MOSCOW (Reuters) - Russia reserves the right to use force again to defend its interests and will not tolerate attempts by Western powers to contain it, President Dmitry Medvedev said in an interview broadcast on Wednesday.
In an end-of-year interview that signaled an uncompromising stance toward U.S. President-elect Barack Obama’s incoming administration, Medvedev said Russia’s war with Georgia in August showed that tough action was sometimes unavoidable.
“Russia’s interests must be secured by all means available, this is my deep conviction. First of all, by international and legal tools ... but, when necessary, by using an element of force,” Medvedev said in the interview, which was shown on Russia’s main television stations.
Touching on an economic slowdown that represents the biggest challenge to the Kremlin’s grip on power in a decade, Medvedev said Russia would weather the crisis but the rouble exchange rate would become more flexible.
That appeared to be an acknowledgement that Russia cannot sustain the billions of dollars it has been spending to support a currency that has come under immense downward pressure as prices for oil, Russia’s main export, plummet.
Medvedev ordered a massive counter-attack in August after forces under Georgia’s pro-Western President Mikheil Saakashvili tried to retake South Ossetia, a breakaway region of Georgia.
The Russian leader said he was compelled to act to prevent a genocide but Western states said the Russian action — which included sending troops to within a few kilometers (miles) of the Georgian capital — was disproportionate.
Medvedev alarmed some in the West by announcing the deployment of missiles to the western outpost of Kaliningrad in retaliation for U.S. plans, bitterly opposed in Moscow, to build a missile defense system in Poland and the Czech Republic.
In the interview, a transcript of which was posted on Medvedev’s official Internet site, www.kremlin.ru, he also attacked long-term plans by the NATO alliance to expand eastwards by allowing ex-Soviet Ukraine and Georgia to join.
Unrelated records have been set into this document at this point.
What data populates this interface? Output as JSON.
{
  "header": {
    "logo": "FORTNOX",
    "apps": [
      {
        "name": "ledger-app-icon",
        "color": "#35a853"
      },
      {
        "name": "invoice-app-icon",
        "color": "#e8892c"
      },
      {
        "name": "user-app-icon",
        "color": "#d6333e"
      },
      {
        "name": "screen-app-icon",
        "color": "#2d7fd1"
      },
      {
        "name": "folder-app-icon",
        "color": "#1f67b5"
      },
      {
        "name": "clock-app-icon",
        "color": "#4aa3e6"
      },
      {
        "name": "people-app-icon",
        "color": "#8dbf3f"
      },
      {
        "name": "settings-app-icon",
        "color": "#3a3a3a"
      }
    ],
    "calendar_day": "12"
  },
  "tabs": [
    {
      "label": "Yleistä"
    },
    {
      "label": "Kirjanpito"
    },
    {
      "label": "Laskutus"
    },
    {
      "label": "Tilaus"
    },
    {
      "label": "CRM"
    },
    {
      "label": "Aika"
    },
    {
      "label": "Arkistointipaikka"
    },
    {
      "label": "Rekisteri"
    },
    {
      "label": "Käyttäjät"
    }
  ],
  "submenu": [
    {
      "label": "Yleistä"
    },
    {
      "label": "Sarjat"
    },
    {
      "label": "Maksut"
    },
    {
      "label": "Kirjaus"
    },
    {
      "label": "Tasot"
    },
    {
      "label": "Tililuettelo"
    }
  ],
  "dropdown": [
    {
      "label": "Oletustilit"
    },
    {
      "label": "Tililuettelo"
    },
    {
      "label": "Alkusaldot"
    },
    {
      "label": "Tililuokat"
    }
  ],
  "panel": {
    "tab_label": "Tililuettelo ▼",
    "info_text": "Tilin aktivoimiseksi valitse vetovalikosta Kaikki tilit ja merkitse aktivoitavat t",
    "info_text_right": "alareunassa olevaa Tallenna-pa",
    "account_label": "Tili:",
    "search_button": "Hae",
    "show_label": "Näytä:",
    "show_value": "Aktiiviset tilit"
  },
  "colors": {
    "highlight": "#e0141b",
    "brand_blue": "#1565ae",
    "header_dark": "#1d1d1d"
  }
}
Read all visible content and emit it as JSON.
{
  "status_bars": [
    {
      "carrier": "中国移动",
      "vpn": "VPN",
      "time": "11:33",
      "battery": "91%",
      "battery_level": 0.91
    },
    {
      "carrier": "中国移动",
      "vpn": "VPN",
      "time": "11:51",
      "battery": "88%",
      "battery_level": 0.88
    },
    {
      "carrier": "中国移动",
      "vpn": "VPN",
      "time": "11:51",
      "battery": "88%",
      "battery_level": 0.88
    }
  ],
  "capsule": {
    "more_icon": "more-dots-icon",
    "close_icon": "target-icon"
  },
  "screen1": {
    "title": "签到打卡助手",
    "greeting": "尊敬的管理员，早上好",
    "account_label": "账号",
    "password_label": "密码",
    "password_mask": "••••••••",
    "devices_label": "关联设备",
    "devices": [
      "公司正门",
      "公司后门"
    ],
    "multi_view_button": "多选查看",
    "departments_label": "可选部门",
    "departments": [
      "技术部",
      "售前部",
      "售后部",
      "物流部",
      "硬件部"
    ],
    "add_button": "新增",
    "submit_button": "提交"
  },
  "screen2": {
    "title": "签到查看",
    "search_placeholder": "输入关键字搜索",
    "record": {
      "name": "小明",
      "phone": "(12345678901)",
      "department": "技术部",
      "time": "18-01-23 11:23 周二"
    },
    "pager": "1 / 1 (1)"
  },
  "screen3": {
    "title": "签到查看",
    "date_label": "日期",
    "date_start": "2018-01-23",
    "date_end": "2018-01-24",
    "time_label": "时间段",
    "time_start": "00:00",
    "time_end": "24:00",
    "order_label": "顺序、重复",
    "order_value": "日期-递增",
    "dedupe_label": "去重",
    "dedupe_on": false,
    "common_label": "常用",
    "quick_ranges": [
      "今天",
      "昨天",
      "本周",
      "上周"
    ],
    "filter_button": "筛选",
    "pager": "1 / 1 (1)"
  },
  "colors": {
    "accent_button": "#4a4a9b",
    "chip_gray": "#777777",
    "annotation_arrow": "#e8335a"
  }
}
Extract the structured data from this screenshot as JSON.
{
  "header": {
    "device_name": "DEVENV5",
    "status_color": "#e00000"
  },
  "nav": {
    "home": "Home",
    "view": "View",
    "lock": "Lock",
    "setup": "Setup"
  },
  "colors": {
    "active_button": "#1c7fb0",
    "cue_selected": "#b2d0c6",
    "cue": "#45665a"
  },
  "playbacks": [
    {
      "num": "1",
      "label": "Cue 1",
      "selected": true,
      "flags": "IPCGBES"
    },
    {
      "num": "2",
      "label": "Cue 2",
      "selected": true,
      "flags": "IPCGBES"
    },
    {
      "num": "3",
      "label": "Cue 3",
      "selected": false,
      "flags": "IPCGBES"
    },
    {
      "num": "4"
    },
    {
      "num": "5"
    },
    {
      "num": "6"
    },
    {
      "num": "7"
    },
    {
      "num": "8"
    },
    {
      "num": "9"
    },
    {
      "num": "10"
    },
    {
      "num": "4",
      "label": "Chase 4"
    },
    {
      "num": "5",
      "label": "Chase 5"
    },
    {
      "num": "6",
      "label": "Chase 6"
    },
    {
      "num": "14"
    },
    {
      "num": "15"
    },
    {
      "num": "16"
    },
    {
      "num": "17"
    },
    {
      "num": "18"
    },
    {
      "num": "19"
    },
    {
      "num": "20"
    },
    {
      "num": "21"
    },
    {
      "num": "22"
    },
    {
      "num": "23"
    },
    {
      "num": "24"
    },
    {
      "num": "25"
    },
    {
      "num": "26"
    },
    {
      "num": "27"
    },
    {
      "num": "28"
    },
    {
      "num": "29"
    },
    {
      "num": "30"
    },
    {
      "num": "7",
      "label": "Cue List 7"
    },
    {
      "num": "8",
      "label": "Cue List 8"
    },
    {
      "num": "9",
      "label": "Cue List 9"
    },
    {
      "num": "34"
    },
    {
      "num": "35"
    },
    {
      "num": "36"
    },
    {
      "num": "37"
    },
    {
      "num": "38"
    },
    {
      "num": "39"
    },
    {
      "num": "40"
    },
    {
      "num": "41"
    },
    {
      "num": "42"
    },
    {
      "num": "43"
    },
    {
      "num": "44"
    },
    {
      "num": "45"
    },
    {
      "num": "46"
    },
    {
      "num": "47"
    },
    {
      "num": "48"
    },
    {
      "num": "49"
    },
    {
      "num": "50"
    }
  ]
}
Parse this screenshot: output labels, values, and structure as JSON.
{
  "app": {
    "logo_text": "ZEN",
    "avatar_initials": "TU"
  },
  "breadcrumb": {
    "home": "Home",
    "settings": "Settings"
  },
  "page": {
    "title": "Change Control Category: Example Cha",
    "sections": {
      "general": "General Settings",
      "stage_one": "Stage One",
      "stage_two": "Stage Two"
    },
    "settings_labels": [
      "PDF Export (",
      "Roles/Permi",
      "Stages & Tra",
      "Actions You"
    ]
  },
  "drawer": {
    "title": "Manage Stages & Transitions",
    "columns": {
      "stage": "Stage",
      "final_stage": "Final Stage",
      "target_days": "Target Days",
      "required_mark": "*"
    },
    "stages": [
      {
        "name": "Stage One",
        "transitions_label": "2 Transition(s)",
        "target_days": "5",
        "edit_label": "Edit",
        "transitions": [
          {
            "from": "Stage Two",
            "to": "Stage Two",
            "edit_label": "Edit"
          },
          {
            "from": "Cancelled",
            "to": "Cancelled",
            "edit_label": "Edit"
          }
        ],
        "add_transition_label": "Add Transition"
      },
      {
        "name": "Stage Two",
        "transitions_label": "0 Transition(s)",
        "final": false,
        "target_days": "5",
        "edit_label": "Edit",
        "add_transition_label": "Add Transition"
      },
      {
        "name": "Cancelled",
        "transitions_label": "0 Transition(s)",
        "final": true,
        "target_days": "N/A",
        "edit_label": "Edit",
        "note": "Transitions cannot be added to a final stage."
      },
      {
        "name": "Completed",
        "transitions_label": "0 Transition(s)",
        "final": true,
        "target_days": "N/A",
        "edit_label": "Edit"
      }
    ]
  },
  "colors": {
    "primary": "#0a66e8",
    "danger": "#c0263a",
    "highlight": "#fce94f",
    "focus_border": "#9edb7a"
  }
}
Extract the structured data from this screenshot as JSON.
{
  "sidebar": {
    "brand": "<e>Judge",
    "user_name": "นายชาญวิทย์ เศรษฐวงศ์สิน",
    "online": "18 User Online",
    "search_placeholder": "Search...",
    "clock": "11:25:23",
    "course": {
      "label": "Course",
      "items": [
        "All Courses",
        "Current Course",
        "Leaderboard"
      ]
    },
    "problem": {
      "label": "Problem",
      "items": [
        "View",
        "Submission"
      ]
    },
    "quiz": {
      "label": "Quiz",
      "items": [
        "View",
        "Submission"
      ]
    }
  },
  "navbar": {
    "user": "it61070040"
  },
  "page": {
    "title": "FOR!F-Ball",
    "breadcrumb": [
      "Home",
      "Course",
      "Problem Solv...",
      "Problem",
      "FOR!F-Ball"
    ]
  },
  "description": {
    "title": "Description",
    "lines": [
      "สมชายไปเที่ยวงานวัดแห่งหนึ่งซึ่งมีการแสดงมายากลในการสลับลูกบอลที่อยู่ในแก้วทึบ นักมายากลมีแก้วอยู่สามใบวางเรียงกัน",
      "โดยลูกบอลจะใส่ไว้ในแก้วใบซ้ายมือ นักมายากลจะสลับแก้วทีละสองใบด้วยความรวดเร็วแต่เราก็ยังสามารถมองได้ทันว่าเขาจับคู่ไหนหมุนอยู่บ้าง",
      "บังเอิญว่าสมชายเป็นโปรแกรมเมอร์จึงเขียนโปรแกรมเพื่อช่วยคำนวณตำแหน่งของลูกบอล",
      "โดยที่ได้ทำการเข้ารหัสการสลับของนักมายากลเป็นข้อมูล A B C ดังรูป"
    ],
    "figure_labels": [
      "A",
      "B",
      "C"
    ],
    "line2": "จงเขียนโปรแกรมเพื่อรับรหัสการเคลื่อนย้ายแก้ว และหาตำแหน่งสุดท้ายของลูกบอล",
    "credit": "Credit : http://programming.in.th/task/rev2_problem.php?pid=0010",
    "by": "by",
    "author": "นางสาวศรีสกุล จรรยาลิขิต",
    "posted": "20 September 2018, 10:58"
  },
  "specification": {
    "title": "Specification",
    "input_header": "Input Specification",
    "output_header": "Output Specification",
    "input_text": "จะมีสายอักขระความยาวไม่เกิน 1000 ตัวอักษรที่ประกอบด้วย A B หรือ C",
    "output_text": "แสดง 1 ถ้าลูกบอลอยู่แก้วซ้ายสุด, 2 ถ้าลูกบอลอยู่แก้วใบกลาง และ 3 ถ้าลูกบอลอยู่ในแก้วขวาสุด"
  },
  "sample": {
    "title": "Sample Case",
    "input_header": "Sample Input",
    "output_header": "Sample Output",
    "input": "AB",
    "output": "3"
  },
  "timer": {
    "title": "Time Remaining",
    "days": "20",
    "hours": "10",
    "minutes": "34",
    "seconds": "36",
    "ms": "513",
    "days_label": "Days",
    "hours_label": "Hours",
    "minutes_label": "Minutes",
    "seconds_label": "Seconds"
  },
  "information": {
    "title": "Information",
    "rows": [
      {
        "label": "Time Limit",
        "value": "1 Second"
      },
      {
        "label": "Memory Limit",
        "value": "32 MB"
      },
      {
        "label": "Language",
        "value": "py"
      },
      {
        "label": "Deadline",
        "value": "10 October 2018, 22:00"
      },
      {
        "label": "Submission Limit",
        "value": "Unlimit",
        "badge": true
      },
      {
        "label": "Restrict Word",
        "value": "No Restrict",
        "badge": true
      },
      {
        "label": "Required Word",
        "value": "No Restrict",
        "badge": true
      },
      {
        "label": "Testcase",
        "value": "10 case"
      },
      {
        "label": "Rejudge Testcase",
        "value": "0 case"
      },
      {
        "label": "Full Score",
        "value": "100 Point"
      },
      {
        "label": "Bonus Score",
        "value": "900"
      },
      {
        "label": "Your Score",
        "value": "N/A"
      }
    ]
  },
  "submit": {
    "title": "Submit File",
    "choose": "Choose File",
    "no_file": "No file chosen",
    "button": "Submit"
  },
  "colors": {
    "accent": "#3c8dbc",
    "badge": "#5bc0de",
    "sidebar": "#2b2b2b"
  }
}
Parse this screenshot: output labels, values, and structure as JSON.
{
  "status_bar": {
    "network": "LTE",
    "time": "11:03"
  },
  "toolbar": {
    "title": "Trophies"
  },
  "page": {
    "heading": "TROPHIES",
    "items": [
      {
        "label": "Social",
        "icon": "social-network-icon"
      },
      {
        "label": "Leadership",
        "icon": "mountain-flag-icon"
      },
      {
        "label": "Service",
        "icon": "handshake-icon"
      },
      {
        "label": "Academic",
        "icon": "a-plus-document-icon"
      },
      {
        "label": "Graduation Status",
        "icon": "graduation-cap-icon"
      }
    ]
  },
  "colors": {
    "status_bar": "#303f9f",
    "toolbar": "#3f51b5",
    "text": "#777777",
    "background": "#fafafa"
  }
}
“Today I do indeed feel an attempt to ‘put Russia in its place’. And if, sometime ago, when Russia was in a quite different situation, such attempts could still yield some results, in today’s situation .... this is simply inadmissible.”
He threatened Ukraine with sanctions if it failed to pay some $2 billion Moscow says it owes for gas. Russia has said it may cut off supplies to its neighbor from January 1, potentially disrupting gas deliveries via Ukraine to European states.
“They should pay the money to the last rouble if they do not want their economy ultimately to face sanctions by Russia,” Medvedev said.
Russia has been one of the biggest casualties of the global financial crisis, with its stock markets losing about 70 percent of their value since peaks in May and factories laying off thousands of workers.
Former Soviet leader Mikhail Gorbachev warned on Wednesday that Russia faced unprecedented danger and a senior police official predicted a surge in street protests.
Medvedev said Russia was likely to suffer a rise in unemployment, but he said the crisis — blamed in the Kremlin on lax regulation on Wall Street — was of manageable proportions.
“I believe the situation is not the most simple one, but there is no excuse for absolutely dramatic conclusions, to say nothing of hysteria. There is no ground to suppose we will have to resort to any radical measures,” he said.
Editing by Michael Roddy